If you walk around to the far side of the statue, facing the door, you can see the stark reality of this moment, a body swaddled in grave clothes, all humanity disguised.
But if you come around to the front again, you see the head turned at a sharp, unnatural angle, as if Lazarus has cocked an ear to the sound of his name, although he hasn’t yet opened his eyes. From some perspectives he looks as if he is sleeping, his head cradled in his shoulder. From other perspectives he looks as if he is straining, trying, painfully, to turn from death to life. I have often walked around the statue and asked myself which way he is turning: towards the chapel, towards the east and the rising sun, and away from his bindings, or towards the door and out into the world, whatever it might bring? Where, in his world, is Jesus, and which way is he being called? Epstein originally carved the statue for an outdoor sculpture exhibition at Battersea Park. It was not designed for this space, and its position here, on a threshold, is a coincidence. But it nevertheless provokes the question of which way we are called in resurrection, as in life. Is the pull greater towards the rest of the grave, the sleep of eternal life, or towards renewed engagement with the world? For each of us that pull will ebb and flow with the tide of life, and it is important that we are reminded of it anew each Easter, that balance between ‘Why seek ye the living among the dead? He is not here, he is risen’; and the promise of ‘Today you will be with me in Paradise.’ Where, today, is Jesus calling you now?
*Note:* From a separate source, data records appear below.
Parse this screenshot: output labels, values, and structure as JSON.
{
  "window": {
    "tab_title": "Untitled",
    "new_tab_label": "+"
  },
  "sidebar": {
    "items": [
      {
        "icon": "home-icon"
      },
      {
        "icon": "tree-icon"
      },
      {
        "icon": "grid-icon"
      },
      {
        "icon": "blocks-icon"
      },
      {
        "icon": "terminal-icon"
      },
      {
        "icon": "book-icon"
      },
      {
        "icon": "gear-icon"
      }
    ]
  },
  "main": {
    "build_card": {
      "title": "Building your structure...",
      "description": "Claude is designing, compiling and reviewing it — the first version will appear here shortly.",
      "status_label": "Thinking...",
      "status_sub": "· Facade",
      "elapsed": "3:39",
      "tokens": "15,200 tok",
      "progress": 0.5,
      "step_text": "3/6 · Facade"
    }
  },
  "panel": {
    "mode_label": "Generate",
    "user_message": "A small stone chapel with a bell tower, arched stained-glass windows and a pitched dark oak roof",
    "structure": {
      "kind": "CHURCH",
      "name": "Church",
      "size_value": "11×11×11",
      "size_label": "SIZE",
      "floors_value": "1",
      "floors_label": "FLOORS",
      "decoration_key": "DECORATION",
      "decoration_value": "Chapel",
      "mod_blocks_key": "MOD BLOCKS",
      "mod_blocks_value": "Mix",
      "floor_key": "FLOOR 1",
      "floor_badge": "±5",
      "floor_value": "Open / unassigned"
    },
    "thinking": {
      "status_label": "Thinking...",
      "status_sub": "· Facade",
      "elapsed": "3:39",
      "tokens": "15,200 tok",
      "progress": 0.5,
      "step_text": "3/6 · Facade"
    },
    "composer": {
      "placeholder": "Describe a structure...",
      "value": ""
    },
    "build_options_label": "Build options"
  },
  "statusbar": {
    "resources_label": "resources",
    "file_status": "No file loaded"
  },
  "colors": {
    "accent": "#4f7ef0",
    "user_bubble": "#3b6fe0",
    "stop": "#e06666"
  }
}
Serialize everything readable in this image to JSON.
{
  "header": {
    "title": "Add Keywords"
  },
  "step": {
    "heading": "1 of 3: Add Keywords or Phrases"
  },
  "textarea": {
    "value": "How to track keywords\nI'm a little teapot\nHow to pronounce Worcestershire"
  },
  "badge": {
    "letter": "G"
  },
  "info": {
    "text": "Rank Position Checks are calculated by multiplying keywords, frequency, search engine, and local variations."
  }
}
Lord, I have been dead, and long for life, now, and evermore. In your death may I hear you call my name, unbind me, and let me go.